It is mid-afternoon when we cross into Kittery, Maine. We drive through Kennebunkport and hug the coastline. I am surprised to notice the land gradually melting into the Atlantic Ocean, always assuming that the entire Maine coast was made up of rocky cliffs. The sun begins to set over glassy pools of water, divided by tall grass, and I reminisce back to the Florida Everglades. Ducks sit in place of alligator snouts, and while I find relief in the cool air and lack of mosquitoes, the swamp-like patches of land feel familiar.
Continuing on, we finally find the Maine coast in which I’d imagined. White water thunders over and around black rock and seagulls caw a chorus in and around houses, which are melded into the cliffs. However, it is too late for me. I have already experienced Maine’s softer side and it has left a grand impression in my mind. It is a Maine where gentle marshland cradles little wooden boats, and shaggy sheep graze in golden fields. It is a Maine that is silent and still.
We continue on Highway One and rest at Rockland Café. Sitting next to the window, I read the specials in reverse. Ladies wearing stained aprons chat at the back table, laughing about their grandchildren and this season’s catch. Alfonso is desperate for some New England flavor, and orders clam chowder off the paper placemat riddled with local advertisements. I look to a wall scattered with cheaply framed drawings and notice a giant lobster wrestling a fishing boat. In that painting, the watercolor sky is an exact replica of the one outside, the only difference being that the restaurant window frames my view. I absorb the simplicity of this moment and resent my tongue for not having a taste for lobster. I bet it’s excellent here.
As our journey continues into Acadia National Park, my impression of this state develops into wild sunsets that bring excitement to every five o’clock hour. A voyage to the top of Cadillac Mountain brings us level with clouds, and despite high winds, they remain full-bodied and opaque.
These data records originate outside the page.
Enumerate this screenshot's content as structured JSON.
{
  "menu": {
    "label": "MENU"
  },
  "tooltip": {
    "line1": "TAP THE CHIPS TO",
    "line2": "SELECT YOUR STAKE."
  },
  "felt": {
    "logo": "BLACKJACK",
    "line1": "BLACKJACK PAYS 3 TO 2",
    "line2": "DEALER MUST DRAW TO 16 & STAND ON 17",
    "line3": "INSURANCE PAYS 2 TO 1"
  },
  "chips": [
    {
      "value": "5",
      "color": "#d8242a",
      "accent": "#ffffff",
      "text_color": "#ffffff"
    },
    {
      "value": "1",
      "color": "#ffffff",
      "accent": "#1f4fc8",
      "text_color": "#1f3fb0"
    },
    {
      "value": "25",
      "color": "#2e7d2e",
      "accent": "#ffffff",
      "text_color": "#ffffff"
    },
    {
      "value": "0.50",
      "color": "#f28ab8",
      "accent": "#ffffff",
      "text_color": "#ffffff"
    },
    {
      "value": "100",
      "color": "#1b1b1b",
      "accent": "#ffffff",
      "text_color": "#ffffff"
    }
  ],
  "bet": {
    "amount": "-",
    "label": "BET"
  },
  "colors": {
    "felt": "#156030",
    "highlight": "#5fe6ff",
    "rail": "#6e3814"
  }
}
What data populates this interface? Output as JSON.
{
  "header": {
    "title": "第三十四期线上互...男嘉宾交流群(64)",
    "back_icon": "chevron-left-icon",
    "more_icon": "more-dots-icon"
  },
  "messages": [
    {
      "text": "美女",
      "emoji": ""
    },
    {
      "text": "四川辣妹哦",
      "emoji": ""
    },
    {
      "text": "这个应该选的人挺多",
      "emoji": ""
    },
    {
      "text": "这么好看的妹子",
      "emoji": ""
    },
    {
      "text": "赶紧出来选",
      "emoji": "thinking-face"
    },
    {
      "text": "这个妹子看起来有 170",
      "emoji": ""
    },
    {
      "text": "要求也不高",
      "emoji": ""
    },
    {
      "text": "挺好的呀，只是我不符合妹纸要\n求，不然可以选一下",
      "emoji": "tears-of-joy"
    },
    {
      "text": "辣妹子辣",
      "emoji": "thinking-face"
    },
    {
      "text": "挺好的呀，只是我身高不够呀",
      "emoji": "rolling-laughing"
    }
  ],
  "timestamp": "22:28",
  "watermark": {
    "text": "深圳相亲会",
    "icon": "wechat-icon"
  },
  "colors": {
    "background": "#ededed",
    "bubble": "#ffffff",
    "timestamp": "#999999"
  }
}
In Portland, we meet an amazing artist and gallery owner. Her name is Lisa Ferreira, and she owns Ember Grove Gallery. Her art hangs from the ceiling in the form of handmade globes, and the technique has attracted the attention of many, including HGTV. She agrees to display the New Hampshire piece, making Portland the representative for Maine. After leaving the gallery, we walk down to the docks to watch dusk turn to night.
A plethora of restaurants, promising fresh seafood, overwhelm the pier. We wander over to a fleet of parked fishing boats and the poignant smell of the sea overwhelms my senses. Huge trawl nets are wound tightly around spools at the back of each boat and every bow bears the name of a lady. The sun hovers just above the liquid horizon, turning clouds warm with a shade of gold. I watch the sky grow dark and imagine giant nets trawling for clouds.